From the listing that follows, report the number of lines with the word "SUPER" in them, and no other output.

Records for the exercise >>
------------------------------------------------------------------------
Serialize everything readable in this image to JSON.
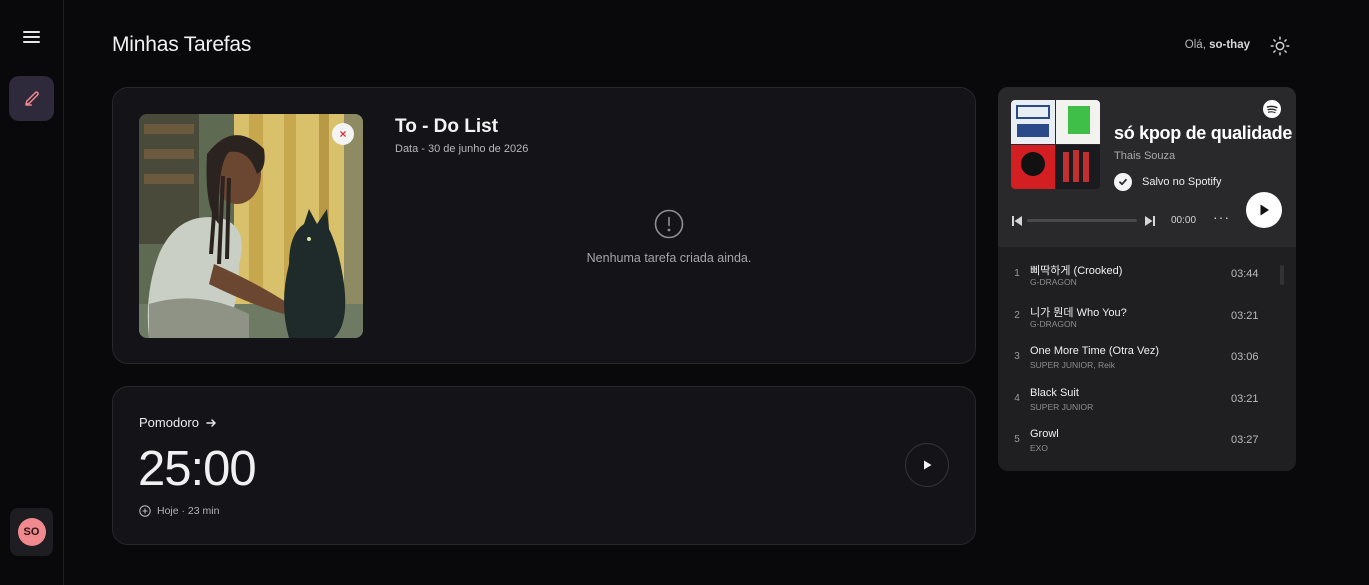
{
  "header": {
    "title": "Minhas Tarefas",
    "greeting_prefix": "Olá, ",
    "username": "so-thay"
  },
  "sidebar": {
    "avatar_initials": "SO"
  },
  "todo": {
    "title": "To - Do List",
    "date": "Data - 30 de junho de 2026",
    "empty_message": "Nenhuma tarefa criada ainda.",
    "remove_symbol": "×"
  },
  "pomodoro": {
    "label": "Pomodoro",
    "time": "25:00",
    "meta": "Hoje · 23 min"
  },
  "spotify": {
    "playlist_title": "só kpop de qualidade",
    "owner": "Thais Souza",
    "saved_label": "Salvo no Spotify",
    "current_time": "00:00",
    "progress": 0,
    "more": "···",
    "tracks": [
      {
        "num": "1",
        "name": "삐딱하게 (Crooked)",
        "artist": "G-DRAGON",
        "duration": "03:44"
      },
      {
        "num": "2",
        "name": "니가 뭔데 Who You?",
        "artist": "G-DRAGON",
        "duration": "03:21"
      },
      {
        "num": "3",
        "name": "One More Time (Otra Vez)",
        "artist": "SUPER JUNIOR, Reik",
        "duration": "03:06"
      },
      {
        "num": "4",
        "name": "Black Suit",
        "artist": "SUPER JUNIOR",
        "duration": "03:21"
      },
      {
        "num": "5",
        "name": "Growl",
        "artist": "EXO",
        "duration": "03:27"
      }
    ]
  },
  "colors": {
    "background": "#09090b",
    "card": "#141317",
    "accent_nav": "#2e2a3b",
    "avatar": "#f08a8e",
    "spotify_panel": "#1f1f22"
  }
}
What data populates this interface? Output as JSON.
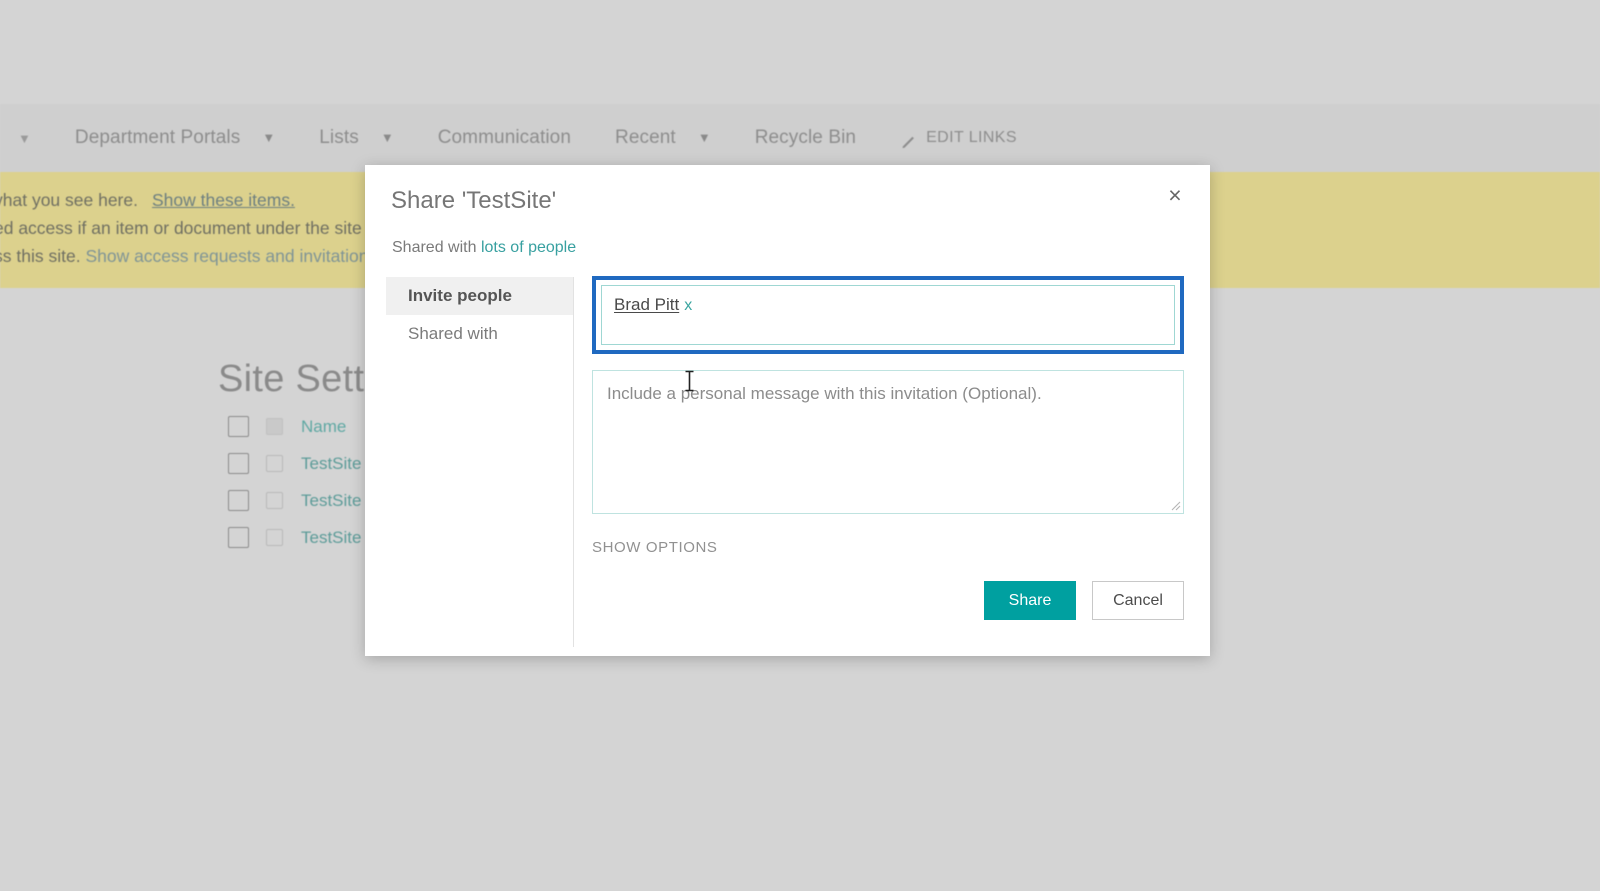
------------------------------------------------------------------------
Your solution >> 2